KSP received several tips from the community but caught fire on a lead once Acord was suspected of pawning a power tool taken from the Higdon home, said KSP Detective Ryan Johnson. The serial number of the stolen item was run through the LINK-NCIC database, which led police to Acord. He was not charged with receiving stolen property because the items in his possession were valued at less than $500, which is a misdemeanor, Johnson said.

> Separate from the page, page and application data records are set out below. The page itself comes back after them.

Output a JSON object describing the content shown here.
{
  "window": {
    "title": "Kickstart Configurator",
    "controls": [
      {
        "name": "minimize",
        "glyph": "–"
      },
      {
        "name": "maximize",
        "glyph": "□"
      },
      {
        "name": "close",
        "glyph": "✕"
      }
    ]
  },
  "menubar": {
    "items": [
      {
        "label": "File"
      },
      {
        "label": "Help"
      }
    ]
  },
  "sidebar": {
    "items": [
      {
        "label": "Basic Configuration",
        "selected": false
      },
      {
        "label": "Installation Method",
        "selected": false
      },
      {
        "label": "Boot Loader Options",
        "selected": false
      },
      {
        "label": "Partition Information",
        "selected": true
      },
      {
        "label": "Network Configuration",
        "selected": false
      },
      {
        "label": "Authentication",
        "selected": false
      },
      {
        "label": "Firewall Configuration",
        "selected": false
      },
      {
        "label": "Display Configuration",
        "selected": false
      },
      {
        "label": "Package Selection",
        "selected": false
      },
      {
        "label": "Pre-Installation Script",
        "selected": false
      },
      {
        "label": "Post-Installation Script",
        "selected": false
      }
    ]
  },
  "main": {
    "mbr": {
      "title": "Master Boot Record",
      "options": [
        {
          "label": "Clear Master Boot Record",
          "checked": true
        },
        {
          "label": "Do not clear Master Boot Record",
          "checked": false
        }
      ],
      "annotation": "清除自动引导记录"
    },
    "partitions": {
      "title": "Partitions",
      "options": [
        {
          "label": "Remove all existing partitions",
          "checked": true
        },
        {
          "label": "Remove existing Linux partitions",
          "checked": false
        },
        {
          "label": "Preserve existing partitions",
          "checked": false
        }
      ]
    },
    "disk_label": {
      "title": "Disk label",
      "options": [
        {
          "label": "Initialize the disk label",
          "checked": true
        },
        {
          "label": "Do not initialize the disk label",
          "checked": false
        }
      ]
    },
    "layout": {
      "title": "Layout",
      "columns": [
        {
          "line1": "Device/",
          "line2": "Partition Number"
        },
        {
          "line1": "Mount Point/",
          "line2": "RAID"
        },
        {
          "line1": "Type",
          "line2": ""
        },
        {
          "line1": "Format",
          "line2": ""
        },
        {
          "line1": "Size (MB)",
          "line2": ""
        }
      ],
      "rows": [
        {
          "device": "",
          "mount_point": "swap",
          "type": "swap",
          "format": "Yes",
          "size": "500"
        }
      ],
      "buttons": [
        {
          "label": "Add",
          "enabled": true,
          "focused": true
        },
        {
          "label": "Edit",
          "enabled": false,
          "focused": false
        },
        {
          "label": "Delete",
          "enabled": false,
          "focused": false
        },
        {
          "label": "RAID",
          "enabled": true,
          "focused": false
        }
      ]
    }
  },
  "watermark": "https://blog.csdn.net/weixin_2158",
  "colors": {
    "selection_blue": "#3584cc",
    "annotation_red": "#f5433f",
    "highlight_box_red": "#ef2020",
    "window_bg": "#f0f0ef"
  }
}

Police said Terry was found in possession of items from both burglaries as well as items from another burglary in the county the Hardin County Sheriff’s Office has been working. Parrett, meanwhile, pawned items from the Skees burglary and had other items taken from the home in his possession, according to police. KSP said they found items from two other burglaries in Parrett’s home that KSP and the Hardin County Sheriff’s Office have been investigating.
Police are unsure how many burglaries the men are involved in but believe there are at least two or three more in addition to the Skees and Higdon burglaries. Johnson said items were pawned at Dixie Pawn & Gun in Elizabethtown, Kwik-Kash Pawn in Radcliff and Glasgow Gun & Pawn in Glasgow.
Police did not speculate on motives but had a hunch the men knew one another and the robberies were connected based on the manner of targeting homes of families attending funerals.
“We immediately thought they were connected,” Johnson said.
Chaffins said drugs also could be a factor and play a role in the majority of burglaries. When asked, police said they are not sure how the men tracked the families but said they likely accessed online obituaries, newspaper obituaries or followed publicity from the cases. Police also are investigating the possibility of accomplices and additional suspects.
Johnson said 90 to 95 percent of the property stolen from the Higdons has been retrieved and returned save for a laptop, a few coins and other small items.
Items also have been returned from the Skees burglary, including guns, an older billfold that belonged to Lanny and a pearl necklace Normaline said belonged to her mother.
Johnson said it made him feel good to call the families, inform them of the arrests and return the stolen property.
“A lot of times we see the bad,” Johnson said. “In this case, we got to see the good as well.”
Chaffins, who has referred to the thieves in the past as “lowlifes,” said the burglaries angered officers and inspired them to work 18- to 20-hour days, chasing down any semblance of a lead for a break in the case.
“They treated it like their own home had been burglarized,” he said.
Chaffins had few kind words for the suspects.
“It’s really pathetic (that people) would stoop to that level,” he said, equating it to kicking someone while they’re down.
Skees said she is thankful for the support she has received in her lowest hour.
“They did personalize it,” she said. “I think not only the police but a lot of people in the community could envision it happening to them and how distraught they would be.”
Capt. John Ward, KSP Post 4 commander, said the families not only were dealing with grief but anger that someone violated their personal space at such a vulnerable time. In the wake of the burglaries, residents are starting to housesit during funerals and neighborhood watches are being formed, he said.
“This is a good example of why families, friends and neighbors need to watch out for one another,” Ward said.
Skees remembers a time when families always left someone behind during funerals to collect food and greet visitors. She said this tradition should return.
“Sometimes I think we need to go back to the old ways,” she said.